At 6.30am on Wednesday 26 October, four teachers and 71 Year 11 Biology students departed on an exciting two-day field investigation to Hasting’s Point, New South Wales, where a number of different Ecosystems exist.
Our students visited three Ecosystems; a Rock Platform, influenced by tidal inundation where they investigated the profile of the rock platform and pools. A Mangrove Ecosystem, where students took to kayaking along the creeks recording observations on the various types of mangroves, in certain areas under differing conditions. Thirdly, a Coastal Sand Dune Ecosystem where they ran a 120m transect from the beach, up over the dunes into the rain forest area, noting the change in species and conditions.
The field investigation on the three ecosystems provided the opportunity for our Year 11 students to collect a range of biotic data (pertaining to living things) about species diversity, populations and distribution. Plus abiotic data (non-living) such as surface and air temperature, wind speed, substrate (ground) composition, salinity and relative humidity to name a few. Students were essentially investigating real world examples of the theory about adaption, zonation and ecological succession that they have been learning in class.

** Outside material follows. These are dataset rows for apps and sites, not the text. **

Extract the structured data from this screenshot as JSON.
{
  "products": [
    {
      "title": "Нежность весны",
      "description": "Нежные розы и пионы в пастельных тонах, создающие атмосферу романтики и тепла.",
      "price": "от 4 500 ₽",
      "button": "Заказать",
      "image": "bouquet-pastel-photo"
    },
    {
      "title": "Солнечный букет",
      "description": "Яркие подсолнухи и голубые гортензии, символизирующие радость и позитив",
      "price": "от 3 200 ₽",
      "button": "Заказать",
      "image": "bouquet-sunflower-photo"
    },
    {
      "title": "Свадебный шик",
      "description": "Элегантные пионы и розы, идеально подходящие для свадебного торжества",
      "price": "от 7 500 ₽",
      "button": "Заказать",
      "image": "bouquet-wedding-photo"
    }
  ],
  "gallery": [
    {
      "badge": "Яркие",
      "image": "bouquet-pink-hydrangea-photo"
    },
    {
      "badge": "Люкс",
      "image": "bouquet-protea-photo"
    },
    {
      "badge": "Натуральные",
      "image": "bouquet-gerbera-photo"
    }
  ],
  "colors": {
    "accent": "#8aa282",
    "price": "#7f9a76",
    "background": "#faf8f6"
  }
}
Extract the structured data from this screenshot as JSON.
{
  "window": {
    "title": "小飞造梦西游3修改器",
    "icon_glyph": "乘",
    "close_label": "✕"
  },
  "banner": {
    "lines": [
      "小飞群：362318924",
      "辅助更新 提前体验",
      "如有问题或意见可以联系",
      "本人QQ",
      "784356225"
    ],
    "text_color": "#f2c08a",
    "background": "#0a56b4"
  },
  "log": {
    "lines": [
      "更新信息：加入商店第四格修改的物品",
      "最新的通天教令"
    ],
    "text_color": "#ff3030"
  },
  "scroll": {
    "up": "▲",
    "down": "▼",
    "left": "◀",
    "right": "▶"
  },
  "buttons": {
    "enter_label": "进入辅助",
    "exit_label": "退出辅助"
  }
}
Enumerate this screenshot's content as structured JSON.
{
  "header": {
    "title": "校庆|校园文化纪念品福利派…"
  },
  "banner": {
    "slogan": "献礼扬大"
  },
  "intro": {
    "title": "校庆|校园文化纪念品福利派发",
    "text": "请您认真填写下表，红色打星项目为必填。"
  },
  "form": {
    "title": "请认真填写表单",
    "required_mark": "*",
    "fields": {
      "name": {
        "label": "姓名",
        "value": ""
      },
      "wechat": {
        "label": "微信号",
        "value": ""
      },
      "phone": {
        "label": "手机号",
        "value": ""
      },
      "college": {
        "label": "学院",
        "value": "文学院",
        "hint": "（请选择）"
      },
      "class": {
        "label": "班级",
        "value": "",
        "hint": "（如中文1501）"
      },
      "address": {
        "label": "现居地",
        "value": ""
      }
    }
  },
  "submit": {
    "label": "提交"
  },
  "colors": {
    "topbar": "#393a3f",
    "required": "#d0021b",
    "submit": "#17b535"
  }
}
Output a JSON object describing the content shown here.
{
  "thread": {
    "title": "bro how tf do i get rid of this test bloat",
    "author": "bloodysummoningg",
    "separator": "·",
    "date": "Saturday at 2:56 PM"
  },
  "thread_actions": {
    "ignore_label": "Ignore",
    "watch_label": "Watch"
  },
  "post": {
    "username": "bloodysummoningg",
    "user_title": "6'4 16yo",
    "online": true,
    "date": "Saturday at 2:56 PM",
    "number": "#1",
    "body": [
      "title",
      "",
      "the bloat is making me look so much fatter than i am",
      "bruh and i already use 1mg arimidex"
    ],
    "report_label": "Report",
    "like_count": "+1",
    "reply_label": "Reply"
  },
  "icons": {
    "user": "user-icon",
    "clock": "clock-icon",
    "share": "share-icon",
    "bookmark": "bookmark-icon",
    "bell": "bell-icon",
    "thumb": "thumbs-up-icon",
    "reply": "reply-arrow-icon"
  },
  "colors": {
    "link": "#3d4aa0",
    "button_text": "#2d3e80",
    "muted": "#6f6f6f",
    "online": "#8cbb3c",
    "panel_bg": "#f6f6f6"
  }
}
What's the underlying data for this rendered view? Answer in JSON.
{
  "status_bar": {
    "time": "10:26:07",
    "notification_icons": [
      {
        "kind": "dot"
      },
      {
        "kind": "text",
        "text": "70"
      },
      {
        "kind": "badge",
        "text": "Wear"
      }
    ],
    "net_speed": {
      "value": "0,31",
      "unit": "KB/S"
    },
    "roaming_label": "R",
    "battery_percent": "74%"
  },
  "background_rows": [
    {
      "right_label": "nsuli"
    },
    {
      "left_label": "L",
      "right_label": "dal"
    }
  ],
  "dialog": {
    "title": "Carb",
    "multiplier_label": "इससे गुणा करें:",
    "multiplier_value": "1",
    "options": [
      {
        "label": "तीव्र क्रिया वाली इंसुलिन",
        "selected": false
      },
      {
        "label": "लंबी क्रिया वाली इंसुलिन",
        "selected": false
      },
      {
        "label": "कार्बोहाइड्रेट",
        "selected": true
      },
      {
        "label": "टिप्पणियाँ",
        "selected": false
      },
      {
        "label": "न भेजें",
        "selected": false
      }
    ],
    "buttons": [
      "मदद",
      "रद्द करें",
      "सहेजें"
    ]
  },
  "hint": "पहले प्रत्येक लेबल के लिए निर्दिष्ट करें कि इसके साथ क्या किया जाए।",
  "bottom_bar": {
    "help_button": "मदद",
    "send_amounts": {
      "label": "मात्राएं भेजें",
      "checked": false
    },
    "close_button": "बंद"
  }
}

Our Year 11 Biology students will be analysing this data and producing a report comparing the ecological processes that take place and have formed in two of the three studied ecosystems. Students are able to select which two ecosystems they wish to focus upon. Their report will be their assessment for this particular unit of work in Biology. An extremely worthwhile exercise giving our students the opportunity to investigate first hand.
Secondary School Teacher